Getting tasks done vs managing tasks
In the summer of 2012 we had a “Nozbe Team Meeting” in one of the most beautiful cities in Poland: Crocow (Kraków). We are a team of 12 now and we all work remotely. Some of us had not met before the event. We spent three intensive days mostly socializing and not working. We focused on talking about how we work and what we do and how we see the future of our product - Nozbe. Our strategy. Our values. And Getting Things Done with all that.
What it means to: “Simply Get It All Done”

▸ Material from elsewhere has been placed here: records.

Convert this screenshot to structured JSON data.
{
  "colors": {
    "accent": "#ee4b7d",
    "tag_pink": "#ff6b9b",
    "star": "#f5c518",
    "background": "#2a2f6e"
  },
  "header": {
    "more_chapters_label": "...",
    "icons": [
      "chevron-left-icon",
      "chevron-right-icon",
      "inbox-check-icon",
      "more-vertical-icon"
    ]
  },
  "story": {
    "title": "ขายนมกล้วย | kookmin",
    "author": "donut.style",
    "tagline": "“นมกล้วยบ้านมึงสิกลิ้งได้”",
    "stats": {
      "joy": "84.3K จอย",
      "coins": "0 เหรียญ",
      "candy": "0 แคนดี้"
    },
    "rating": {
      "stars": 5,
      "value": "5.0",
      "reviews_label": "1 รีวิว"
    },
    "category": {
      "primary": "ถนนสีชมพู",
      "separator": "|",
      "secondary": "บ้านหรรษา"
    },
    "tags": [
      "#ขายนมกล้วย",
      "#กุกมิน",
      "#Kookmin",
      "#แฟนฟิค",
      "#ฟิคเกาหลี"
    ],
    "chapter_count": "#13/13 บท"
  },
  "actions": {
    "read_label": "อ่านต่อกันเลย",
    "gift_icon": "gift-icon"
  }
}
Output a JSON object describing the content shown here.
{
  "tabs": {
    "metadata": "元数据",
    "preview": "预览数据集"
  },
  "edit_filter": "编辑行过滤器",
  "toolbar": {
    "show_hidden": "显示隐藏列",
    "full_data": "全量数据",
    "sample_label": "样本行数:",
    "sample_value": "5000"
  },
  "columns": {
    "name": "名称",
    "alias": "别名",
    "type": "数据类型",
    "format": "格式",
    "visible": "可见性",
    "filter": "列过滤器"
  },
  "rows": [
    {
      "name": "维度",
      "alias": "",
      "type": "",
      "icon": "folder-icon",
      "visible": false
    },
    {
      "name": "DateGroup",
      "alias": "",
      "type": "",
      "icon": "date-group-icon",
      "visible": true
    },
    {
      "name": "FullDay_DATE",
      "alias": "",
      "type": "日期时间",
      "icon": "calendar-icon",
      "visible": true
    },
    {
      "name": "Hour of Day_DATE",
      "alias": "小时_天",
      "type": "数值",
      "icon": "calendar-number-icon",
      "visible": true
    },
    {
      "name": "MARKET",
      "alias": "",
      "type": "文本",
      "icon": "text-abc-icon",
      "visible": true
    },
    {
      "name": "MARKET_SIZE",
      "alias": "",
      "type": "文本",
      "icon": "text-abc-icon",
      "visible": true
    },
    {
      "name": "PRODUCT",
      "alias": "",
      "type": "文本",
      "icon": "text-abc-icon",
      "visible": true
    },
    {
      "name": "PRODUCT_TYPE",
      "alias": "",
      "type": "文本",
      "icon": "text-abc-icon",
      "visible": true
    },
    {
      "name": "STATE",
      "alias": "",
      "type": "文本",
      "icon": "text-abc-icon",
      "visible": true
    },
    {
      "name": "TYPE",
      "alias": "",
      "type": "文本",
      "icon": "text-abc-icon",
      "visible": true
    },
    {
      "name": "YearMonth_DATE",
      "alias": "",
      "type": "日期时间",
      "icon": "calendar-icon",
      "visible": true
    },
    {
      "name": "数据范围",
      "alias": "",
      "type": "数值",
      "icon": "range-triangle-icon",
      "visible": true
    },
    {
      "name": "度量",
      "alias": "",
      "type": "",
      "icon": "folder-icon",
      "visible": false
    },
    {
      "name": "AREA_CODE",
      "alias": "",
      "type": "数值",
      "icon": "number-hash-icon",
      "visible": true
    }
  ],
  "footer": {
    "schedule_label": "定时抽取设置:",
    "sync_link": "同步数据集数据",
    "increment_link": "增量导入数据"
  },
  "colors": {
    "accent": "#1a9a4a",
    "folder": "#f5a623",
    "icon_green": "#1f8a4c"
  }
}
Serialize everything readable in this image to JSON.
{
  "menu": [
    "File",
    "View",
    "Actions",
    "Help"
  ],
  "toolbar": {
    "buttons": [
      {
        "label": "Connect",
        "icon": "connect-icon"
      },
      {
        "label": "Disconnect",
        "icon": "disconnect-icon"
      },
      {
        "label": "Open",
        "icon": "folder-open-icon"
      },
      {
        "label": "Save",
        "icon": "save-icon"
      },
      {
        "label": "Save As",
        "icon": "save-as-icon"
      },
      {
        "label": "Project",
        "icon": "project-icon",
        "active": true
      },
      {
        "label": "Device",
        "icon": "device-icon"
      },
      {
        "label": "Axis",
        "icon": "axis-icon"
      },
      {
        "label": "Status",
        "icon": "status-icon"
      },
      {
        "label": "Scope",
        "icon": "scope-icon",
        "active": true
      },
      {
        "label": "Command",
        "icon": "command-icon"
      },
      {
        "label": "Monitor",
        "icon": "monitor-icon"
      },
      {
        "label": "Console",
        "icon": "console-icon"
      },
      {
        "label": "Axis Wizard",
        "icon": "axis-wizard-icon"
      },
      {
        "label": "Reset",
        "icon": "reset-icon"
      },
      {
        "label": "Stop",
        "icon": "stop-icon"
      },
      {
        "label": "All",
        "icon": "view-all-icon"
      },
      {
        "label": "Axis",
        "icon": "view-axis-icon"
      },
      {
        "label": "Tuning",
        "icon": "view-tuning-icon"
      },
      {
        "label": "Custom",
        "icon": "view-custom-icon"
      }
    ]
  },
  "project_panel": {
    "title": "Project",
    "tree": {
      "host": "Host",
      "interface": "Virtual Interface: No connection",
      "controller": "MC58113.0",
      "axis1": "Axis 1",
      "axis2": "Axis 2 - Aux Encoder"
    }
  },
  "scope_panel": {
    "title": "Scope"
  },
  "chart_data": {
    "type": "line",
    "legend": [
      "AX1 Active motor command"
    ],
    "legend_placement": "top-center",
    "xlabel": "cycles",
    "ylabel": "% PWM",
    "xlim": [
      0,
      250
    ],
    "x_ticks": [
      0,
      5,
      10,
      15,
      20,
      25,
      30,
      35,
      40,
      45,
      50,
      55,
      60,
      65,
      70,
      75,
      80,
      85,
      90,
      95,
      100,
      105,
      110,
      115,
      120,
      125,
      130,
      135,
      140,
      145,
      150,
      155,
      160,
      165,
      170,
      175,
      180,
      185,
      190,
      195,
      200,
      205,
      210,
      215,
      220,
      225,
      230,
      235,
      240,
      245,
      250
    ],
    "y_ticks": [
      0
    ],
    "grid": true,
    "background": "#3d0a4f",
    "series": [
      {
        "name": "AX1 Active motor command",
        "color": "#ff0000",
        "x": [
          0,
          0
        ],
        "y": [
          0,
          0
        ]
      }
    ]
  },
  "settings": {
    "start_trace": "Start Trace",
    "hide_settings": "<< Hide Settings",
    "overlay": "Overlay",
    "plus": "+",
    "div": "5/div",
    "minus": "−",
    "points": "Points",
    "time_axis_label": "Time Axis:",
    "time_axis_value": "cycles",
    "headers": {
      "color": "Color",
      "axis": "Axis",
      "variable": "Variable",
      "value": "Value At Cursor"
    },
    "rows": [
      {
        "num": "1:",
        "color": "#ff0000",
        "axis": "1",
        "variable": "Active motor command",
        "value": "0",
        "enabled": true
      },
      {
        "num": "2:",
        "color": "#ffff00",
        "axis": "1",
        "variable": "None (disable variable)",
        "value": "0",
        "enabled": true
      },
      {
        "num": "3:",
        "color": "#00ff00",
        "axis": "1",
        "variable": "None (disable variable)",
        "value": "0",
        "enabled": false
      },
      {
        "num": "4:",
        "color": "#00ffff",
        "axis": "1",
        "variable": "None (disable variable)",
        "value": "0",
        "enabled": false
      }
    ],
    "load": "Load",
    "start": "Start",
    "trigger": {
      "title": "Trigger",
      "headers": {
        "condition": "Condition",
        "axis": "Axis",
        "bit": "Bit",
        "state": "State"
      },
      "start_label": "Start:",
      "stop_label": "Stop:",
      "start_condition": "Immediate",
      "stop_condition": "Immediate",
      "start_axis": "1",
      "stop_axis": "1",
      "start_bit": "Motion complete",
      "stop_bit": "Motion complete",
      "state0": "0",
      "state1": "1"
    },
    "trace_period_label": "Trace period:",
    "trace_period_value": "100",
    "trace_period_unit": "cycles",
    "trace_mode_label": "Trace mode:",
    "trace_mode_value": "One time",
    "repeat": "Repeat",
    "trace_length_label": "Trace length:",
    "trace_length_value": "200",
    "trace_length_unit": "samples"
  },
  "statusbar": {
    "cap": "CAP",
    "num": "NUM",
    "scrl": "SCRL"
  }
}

Nozbe’s tagline hasn’t changed a lot since I launched it in 2007. It was “Simply Get Things Done”, later “Simply Get It Done” and now “Simply Get Everything Done” or even “Simply Get It All Done”. Anyway, it’s been about “getting tasks done”.
Why does it matter? How is it important? Well, this is critical. Nozbe is very often categorized as a “task manager” application that belongs to the “task managers” or “project managers” category.
I embraced this categorization but I never liked it. I always insisted that Nozbe is not about “managing tasks” but about “getting tasks done” (and “simply” at that), meaning we are in business of “doing” and not “managing”. And making it “simple”.
A heated discussion about “most requested features”
Folks who use Nozbe know my firm stand (a strong no-no) on “sub-projects”, “sub-tasks”, or “prioritization”. They know that I’m all for flat hierarchy (the flatter the better) and prioritizing by dragging and dropping stuff to the top or bottom of the list (instead of popular 1-3 priority system). I believe that simple solutions work even in complex situations.
We do support some sort of hierarchy (you can use “labels” to group projects together, you can use “contexts” to set up priorities and you can add “checklists” to tasks if you really want a kind of sub-task experience) but we don’t encourage it. And that’s the difference. We want to be able to give our “advanced users” many advanced features but on the other hand we want to make sure we don’t encourage too much fiddling with tasks for the rest of us.
Delfina, our Customer Happiness Officer (yes, that’s her official title) together with the rest of our support gals, prepared a list of “most requested features” for us to talk about. It was a very heated discussion with developers saying what they think can and can’t be done and support gals saying what (from the customers’ standpoint) must and must not be done. It was a tough discussion but a very fruitful one. Because between the can-dos, no-can-dos and must-dos we realized we have to take our mission into consideration.
It was a great chance of reiterating our values about “doing stuff” vs “managing stuff”. We were forced to think “out of the box” about what customers really needed and about what they said they wanted. From my standpoint (as CEO and founder) it was great to see the team embracing our values and analyzing each feature with these values in mind.
Suffice it to say, it’s not like we won’t implement what customers are asking us to. We will, but not everything, and very often in a way they don’t expect us to. We’ve analyzed features for at least 6 months ahead and we will roll them out, but we’ll never compromise our values of “getting tasks done”. Nozbe is not a “task manager” but rather a “task doer”.
By designing our app we teach people productivity
It sounds like cliche, but it’s true — the way we design the app is the way we “teach” our customers how to get things done. If we design it around lots of options and switches from the very beginning — they’ll learn it like this. And it’ll be hard for them to go back to “good habits” and “simple things that work”.
As feature requests come in, we must never stop teaching our users how to get back to their habits of “getting tasks done” and not that of “over-managing tasks”. It’s our responsibility. This is what Nozbe stands for and this is the source of our success. And it’s our promise to our users and we have to ensure we never break that promise.
Seeing the team “feel” our mission is great!
It was just so cool to see my team embrace our values and take them as their own. As the founder, I always felt it was my responsibility to guard our values with my own chest. Now I see I don’t have to. My responsibility is to lead my team and they’ll guard our values as their own. Seeing this happen made me proud. Very proud indeed.